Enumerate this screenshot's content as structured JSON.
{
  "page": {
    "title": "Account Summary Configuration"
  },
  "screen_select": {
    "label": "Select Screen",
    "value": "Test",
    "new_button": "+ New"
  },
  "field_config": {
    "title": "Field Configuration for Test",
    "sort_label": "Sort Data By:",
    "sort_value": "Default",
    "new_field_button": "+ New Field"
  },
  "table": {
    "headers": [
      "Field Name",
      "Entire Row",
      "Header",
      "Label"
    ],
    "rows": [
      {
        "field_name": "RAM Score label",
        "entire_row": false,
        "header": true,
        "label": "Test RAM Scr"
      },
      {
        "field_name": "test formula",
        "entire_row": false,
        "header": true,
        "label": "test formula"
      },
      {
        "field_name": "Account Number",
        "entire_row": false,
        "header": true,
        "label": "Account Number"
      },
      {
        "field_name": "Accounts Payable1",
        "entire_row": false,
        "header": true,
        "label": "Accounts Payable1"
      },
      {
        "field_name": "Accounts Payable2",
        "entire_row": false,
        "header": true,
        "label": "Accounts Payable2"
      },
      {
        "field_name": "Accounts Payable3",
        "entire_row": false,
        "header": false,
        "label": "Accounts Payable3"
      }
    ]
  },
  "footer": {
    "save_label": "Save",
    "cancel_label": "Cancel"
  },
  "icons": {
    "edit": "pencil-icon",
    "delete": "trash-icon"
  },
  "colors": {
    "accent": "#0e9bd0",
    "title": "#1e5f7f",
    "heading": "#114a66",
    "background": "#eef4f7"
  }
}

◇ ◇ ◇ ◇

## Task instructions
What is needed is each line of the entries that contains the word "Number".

## Solution to the exercise
        "field_name": "Account Number",
        "label": "Account Number"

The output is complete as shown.